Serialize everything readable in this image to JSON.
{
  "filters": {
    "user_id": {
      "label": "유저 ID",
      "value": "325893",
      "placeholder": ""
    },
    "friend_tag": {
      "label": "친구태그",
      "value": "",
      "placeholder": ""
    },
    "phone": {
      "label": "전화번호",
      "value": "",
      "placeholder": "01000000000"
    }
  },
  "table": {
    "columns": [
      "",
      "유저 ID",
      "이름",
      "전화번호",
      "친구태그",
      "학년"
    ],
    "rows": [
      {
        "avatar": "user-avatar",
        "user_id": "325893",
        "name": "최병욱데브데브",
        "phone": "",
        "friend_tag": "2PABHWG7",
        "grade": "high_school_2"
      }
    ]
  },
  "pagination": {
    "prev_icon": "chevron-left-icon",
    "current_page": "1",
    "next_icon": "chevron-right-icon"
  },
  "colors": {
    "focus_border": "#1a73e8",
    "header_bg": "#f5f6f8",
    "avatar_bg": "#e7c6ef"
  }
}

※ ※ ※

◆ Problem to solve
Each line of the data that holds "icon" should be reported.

◆ Response to the exercise
    "prev_icon": "chevron-left-icon",
    "next_icon": "chevron-right-icon"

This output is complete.